Oglevie takes a nice angle to Pastujov, closing the gap quickly and seemingly taking away the passing lane. That’s why it’s so weird that there’s an arrow on the screen cap below.
I be like dang.
It sort of looks like Dello (in the green box below) gets blown past and could have done more to get in the passing lane, but the broadcast angle shows that Becker was cutting toward the net. I think he stayed in place to pick up Becker on the off chance that Pastujov was able to force the puck through Oglevie and drop it for Becker. Plus, Michael Pastujov is defended really, really well by Theisen. Not quite well enough, though, as Michael Pastujov’s shot get past a defender’s stick by about the same distance as Nick Pastujov’s pass did.
Sunday, February 19, 2018
#18 Michigan 1, #1 Notre Dame 0
UM 1 ND 0 EV 19:21 Assists: Marody
A goal so nice I GIFed it thrice.
Notre Dame is looking to clear their defensive zone as Gilbert passes ahead for Cook. Dancs is forechecking hard, and he closes on the puck enough to slightly alter Gilbert’s pass; Gilbert just wants to puck off his stick before Dancs hits him. The puck hits the back of Cook’s skate and skitters into the middle of the high slot.
Marody picks up the loose puck and just turns, knowing that he has Calderone behind him and Wade closing in. Marody drops it for Calderone as soon as Wade is close enough to ostensibly knock the puck loose with his stick. The pass is clean and Marody has baited Wade, who did this the night before as well, into HULK SMASH mode when he should be playing the new shooter. Wade finishes his check, and Calderone is in all alone.
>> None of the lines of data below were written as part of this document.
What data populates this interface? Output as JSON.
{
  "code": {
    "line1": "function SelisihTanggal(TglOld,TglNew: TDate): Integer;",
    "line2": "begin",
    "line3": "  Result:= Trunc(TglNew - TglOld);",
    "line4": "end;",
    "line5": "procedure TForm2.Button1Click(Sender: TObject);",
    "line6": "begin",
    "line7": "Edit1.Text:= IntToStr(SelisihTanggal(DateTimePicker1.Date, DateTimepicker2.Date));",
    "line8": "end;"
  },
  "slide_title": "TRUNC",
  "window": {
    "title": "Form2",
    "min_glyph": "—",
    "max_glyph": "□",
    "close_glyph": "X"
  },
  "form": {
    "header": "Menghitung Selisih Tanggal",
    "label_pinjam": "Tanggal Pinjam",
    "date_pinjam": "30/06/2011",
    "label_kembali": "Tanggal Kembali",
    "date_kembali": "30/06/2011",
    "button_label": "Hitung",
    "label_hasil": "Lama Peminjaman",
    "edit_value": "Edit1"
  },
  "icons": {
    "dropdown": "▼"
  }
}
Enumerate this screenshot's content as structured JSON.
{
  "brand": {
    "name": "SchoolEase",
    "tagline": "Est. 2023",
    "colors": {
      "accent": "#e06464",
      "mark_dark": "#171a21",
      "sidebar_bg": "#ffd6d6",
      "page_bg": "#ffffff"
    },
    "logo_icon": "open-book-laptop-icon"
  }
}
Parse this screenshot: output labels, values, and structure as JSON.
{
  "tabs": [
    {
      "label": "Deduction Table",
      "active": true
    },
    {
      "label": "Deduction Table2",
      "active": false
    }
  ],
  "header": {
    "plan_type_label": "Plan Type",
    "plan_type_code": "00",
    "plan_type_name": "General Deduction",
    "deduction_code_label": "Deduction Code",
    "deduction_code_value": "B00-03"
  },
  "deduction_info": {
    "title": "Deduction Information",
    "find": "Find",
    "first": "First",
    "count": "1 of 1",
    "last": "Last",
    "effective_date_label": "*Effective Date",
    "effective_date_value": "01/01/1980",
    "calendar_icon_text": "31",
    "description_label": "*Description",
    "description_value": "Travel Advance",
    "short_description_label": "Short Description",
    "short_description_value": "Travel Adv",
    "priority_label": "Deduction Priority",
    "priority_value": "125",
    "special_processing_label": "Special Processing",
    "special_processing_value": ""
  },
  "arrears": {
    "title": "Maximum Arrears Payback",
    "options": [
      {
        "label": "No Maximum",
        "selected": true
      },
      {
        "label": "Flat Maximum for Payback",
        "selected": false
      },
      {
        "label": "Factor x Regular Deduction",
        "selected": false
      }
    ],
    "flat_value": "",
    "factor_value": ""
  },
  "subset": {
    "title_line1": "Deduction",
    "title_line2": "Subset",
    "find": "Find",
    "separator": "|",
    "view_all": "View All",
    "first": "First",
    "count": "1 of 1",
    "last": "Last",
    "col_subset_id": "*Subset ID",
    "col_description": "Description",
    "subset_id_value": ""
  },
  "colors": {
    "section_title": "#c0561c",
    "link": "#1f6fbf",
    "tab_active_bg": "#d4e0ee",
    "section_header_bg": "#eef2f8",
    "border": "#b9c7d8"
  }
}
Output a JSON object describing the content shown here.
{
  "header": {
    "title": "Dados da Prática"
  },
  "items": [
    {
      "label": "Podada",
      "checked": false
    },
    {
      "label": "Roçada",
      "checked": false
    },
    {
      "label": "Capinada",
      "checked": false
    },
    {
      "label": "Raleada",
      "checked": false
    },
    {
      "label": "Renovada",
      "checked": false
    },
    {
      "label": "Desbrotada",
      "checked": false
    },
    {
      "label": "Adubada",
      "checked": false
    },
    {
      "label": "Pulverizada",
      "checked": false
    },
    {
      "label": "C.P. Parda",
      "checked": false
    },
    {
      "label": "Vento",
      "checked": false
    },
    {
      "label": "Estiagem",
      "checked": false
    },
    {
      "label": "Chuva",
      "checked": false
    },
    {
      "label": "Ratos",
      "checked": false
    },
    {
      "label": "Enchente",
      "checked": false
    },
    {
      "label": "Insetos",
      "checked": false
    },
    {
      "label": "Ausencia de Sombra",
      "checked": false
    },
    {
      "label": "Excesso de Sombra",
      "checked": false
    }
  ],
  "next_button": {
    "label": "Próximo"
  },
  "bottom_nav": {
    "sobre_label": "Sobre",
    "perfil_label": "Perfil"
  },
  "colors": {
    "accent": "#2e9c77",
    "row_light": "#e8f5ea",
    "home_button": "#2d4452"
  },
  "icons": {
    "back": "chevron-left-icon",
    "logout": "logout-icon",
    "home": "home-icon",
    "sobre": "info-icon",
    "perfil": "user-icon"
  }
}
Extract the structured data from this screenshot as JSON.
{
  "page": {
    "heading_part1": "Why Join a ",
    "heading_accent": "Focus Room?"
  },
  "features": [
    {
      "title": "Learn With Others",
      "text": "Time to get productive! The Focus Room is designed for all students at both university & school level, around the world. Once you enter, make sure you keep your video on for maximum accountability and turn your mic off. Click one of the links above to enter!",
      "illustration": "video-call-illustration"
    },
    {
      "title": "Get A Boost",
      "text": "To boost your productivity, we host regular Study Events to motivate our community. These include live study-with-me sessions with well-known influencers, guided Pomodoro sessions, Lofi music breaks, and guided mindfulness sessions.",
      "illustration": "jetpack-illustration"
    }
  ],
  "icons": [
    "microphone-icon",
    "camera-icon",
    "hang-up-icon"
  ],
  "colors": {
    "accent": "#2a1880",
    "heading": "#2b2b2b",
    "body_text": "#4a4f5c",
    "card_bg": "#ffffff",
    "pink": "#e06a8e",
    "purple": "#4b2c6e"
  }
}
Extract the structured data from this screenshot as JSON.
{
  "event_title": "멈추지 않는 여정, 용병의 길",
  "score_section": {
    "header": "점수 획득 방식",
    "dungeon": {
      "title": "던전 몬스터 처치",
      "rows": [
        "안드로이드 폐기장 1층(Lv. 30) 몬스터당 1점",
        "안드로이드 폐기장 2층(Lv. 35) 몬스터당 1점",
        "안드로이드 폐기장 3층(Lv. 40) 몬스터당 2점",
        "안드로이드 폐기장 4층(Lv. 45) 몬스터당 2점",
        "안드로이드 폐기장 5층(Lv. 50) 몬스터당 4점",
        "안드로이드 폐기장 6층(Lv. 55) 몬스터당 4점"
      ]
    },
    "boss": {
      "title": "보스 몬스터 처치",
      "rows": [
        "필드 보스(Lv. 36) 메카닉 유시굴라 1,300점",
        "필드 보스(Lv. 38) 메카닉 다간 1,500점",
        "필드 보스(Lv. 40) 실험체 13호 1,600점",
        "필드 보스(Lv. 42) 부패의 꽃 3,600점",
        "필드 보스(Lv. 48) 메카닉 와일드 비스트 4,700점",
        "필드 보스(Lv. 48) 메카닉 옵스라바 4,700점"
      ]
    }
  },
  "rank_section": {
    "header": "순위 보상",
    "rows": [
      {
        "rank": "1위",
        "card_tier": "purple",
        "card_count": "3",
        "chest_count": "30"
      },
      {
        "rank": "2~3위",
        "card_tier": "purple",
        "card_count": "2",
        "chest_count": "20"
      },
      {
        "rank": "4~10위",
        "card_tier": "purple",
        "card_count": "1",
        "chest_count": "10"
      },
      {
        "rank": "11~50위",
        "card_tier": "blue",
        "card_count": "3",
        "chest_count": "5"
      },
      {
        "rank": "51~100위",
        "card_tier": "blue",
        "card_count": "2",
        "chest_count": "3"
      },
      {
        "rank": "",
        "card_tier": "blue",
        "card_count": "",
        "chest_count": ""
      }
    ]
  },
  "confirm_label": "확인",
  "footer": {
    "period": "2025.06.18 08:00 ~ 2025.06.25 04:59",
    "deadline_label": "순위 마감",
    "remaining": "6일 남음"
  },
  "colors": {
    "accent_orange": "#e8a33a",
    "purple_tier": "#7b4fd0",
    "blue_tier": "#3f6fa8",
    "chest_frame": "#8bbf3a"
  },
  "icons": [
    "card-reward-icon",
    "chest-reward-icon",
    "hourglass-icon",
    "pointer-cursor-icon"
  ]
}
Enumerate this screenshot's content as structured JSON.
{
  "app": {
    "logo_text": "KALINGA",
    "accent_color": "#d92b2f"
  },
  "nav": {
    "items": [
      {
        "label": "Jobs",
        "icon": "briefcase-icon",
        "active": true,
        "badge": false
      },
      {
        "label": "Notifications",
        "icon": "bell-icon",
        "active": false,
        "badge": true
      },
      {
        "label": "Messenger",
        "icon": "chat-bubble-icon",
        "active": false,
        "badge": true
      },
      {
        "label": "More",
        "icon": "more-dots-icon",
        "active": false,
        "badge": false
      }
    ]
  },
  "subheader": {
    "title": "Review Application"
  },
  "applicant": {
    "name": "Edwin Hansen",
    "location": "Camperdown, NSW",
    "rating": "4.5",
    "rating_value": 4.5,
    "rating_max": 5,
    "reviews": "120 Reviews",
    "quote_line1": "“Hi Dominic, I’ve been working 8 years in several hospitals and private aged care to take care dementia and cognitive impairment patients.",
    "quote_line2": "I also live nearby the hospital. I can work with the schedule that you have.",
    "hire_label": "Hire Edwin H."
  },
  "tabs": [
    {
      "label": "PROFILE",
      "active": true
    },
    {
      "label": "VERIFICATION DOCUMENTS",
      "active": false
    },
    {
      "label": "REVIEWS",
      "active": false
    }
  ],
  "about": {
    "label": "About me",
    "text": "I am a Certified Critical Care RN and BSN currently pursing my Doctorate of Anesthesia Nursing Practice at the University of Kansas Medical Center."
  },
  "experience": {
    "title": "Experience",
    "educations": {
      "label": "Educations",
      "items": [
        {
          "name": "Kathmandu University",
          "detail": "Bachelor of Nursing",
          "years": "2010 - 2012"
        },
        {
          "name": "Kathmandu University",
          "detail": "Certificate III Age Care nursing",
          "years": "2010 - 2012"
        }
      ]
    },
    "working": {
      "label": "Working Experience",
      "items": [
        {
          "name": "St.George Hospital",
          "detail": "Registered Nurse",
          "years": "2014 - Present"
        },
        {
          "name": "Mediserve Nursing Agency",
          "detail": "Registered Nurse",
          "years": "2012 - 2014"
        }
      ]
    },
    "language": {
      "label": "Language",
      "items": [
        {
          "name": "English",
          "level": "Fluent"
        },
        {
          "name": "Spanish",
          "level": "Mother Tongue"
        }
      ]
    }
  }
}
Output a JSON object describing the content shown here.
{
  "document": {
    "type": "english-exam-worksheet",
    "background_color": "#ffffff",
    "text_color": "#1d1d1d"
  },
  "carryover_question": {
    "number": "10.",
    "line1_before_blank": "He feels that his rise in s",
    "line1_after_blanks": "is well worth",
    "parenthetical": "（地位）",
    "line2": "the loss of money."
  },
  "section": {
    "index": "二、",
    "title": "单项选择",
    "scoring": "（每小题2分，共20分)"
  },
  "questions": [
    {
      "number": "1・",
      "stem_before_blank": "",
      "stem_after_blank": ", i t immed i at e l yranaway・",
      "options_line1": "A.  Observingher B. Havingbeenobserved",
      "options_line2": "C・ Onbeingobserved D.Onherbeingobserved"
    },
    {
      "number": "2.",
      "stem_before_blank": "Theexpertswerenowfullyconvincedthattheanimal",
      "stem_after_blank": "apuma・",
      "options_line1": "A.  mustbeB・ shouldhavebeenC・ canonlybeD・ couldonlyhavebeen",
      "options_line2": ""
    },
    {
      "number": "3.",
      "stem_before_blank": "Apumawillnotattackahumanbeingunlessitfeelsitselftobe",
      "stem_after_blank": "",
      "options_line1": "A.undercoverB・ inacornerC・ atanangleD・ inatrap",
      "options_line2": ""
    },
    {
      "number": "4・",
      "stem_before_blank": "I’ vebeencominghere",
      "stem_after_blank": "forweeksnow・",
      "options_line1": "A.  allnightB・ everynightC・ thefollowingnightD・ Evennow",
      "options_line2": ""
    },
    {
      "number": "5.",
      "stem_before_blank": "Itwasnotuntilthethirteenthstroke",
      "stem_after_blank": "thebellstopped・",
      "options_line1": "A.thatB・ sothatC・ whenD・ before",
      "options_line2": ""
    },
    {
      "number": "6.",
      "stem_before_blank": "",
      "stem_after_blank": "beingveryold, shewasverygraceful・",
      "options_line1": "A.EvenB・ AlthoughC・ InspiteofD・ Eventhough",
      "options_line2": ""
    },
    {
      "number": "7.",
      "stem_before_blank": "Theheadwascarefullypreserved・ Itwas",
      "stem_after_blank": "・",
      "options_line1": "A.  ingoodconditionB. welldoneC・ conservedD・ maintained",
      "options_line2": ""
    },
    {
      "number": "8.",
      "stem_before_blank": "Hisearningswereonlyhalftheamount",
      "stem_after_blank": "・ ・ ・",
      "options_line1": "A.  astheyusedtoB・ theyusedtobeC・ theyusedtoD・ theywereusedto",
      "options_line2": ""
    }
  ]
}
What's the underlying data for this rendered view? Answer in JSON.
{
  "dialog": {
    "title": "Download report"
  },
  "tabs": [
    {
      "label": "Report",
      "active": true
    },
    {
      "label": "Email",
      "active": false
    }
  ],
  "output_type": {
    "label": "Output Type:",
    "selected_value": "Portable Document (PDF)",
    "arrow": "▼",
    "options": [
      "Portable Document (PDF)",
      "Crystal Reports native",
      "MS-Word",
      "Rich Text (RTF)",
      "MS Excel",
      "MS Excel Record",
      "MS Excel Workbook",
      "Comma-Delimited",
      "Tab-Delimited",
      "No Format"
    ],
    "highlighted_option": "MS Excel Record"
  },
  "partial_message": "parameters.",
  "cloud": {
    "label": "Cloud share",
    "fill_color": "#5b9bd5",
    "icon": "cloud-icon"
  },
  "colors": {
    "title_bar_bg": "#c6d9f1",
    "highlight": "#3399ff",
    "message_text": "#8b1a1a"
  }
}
Calderone one-times it and finds just enough space over Morris’ glove-side shoulder and under the post to score.
I mean just enough space.
Assorted thoughts on Michigan’s best weekend in 5+ seasons
- Lavigne was stellar when he needed to be this weekend. He’s a body-blocker and a space-eater, yes, but he always seems to get that bulk in the way of point-blank shots, and he’s been particularly big when Michigan’s been unable to clear the zone and allowed multiple attempts from in tight. He’s not all that athletic—he’s not going to go post to post to rob a one-timer—but he doesn’t have to considering Michigan’s defensive effort of late.
- I don’t have any other takes on individual players that I haven’t written here before; what stood out was team-level stuff. Michigan’s defense was able to dictate what Notre Dame’s offense could do for 106 minutes. I honestly don’t remember the last time a Michigan defense was able to do that. Sure, Notre Dame’s offense really comes from their power play (as has very much bee the case in their four games against Michigan), but they were forcing Notre Dame to take garbage shots at even strength. With even-strength offense neutralized, Michigan just had to control as much as they could in terms of risky decision-making to stay out of the box. They did a good job on Sunday, allowing two true power plays and killing both.
- That was huge, because Michigan took six penalties on Friday—five of which led to power plays—and the shot charts ended up looking like this (h/t Jacob Shames):
- The numbers with check marks next to them are power-play attempts. The few remaining numbers came at even strength, where Michigan was content generally to collapse and let Notre Dame take shots from the outside. I think it’s a smart strategy, because there’s a better chance of Lavigne body-blocking a shot than stoning someone on a cross-ice feed. That’s not a huge knock on his abilities—he obviously had a heck of a weekend—but it’s playing to the strengths of your guys. Even Morris couldn’t stop a quick cross-ice pass on the Pastujov brothers’ goal, so clogging things up and letting them rip shots from outside seems fine to me.